As if to prove his point, more than six thousand people viewed 13,000 pages on the new AD2000 website during May alone (over 170,000 "hits"), and a number of these also took out new subscriptions to the magazine.
In fact, some 2,500 May readers stumbled across the www.ad2000.com.au website by accident (or providence). They had done web searches using Google and other search engines, and found AD2000 articles. The evangelical and apologetic value of the undertaking is obvious.
All the articles since December 1998 are already on the site, along with letters and book reviews. Searching the entire archive is very quick, and best results seem to come from looking for a single word, name or phrase. Subscription forms and a page of useful links are also available.

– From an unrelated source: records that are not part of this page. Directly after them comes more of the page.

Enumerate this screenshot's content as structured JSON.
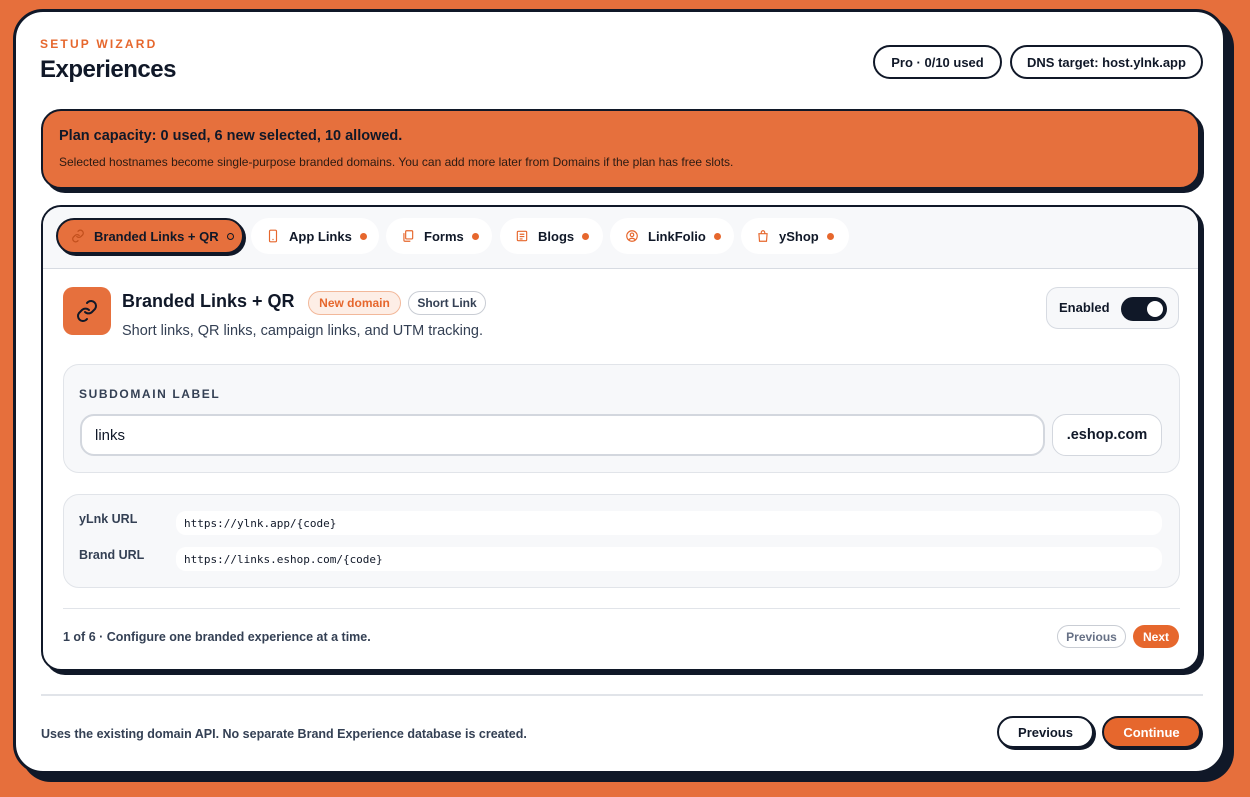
{
  "header": {
    "eyebrow": "SETUP WIZARD",
    "title": "Experiences",
    "plan_pill": "Pro · 0/10 used",
    "dns_pill": "DNS target: host.ylnk.app"
  },
  "alert": {
    "title": "Plan capacity: 0 used, 6 new selected, 10 allowed.",
    "description": "Selected hostnames become single-purpose branded domains. You can add more later from Domains if the plan has free slots."
  },
  "tabs": [
    {
      "label": "Branded Links + QR",
      "icon": "link-icon",
      "active": true
    },
    {
      "label": "App Links",
      "icon": "mobile-icon",
      "active": false
    },
    {
      "label": "Forms",
      "icon": "copy-icon",
      "active": false
    },
    {
      "label": "Blogs",
      "icon": "newspaper-icon",
      "active": false
    },
    {
      "label": "LinkFolio",
      "icon": "user-circle-icon",
      "active": false
    },
    {
      "label": "yShop",
      "icon": "shopping-bag-icon",
      "active": false
    }
  ],
  "experience": {
    "title": "Branded Links + QR",
    "badge_new": "New domain",
    "badge_type": "Short Link",
    "description": "Short links, QR links, campaign links, and UTM tracking.",
    "toggle_label": "Enabled",
    "toggle_on": true,
    "subdomain_label": "SUBDOMAIN LABEL",
    "subdomain_value": "links",
    "domain_suffix": ".eshop.com",
    "urls": [
      {
        "label": "yLnk URL",
        "value": "https://ylnk.app/{code}"
      },
      {
        "label": "Brand URL",
        "value": "https://links.eshop.com/{code}"
      }
    ]
  },
  "pager": {
    "status": "1 of 6 · Configure one branded experience at a time.",
    "previous": "Previous",
    "next": "Next"
  },
  "footer": {
    "note": "Uses the existing domain API. No separate Brand Experience database is created.",
    "previous": "Previous",
    "continue": "Continue"
  },
  "colors": {
    "accent": "#e6672d",
    "background": "#e66f3c",
    "ink": "#101828"
  }
}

After each month's issue is mailed out, it is added to the website. Subscribers may type their subscriber reference to immediately read the latest issue online. Back issues are accessible to all visitors. You can phone or email AD2000 if you do not know your subscriber reference - or if you want to subscribe now to receive this benefit on top of getting the beautiful magazine!
We invite you to visit the site and add your email address to the AD2000 email list, to receive a short email message when new material is added.
The proliferation of Catholic websites over the past five years has enabled many formerly isolated individuals to deepen their faith, meet new Catholic friends, study Church teachings and often discover new apostolates in evangelisation and apologetics. Some excellent sites are listed on the links page of AD2000 online, and these point to many others.
Happily, orthodoxy among Catholic sites seems now to far outweigh modernism. Books that sell today deal with personal holiness, prayer, saints' lives, the Eucharist, Our Lady and conversion stories - despite the oddball desire of some well-known publishers to spend their advertising budgets pushing faded pop religion that was already dull by the 1970s.
At a conference in Vienna for journalists and communicators on 7 June 2001, the head of the Pontifical Council for Social Communication, Archbishop John P. Foley, said that the Internet offered great potential for evangelisation. "The Internet," he said, "offers the Church the opportunity to make available to everyone in the world, with access to the Internet, the saving message of Jesus Christ."
In the case of more restrictive societies, he continued, "the Internet can bring to those engaged in a spiritual search or even to those who are merely curious, an opportunity for information and inspiration to which they otherwise would not have access".
Francis Young is a Sydney Internet specialist who was responsible for setting up the 'AD2000' website.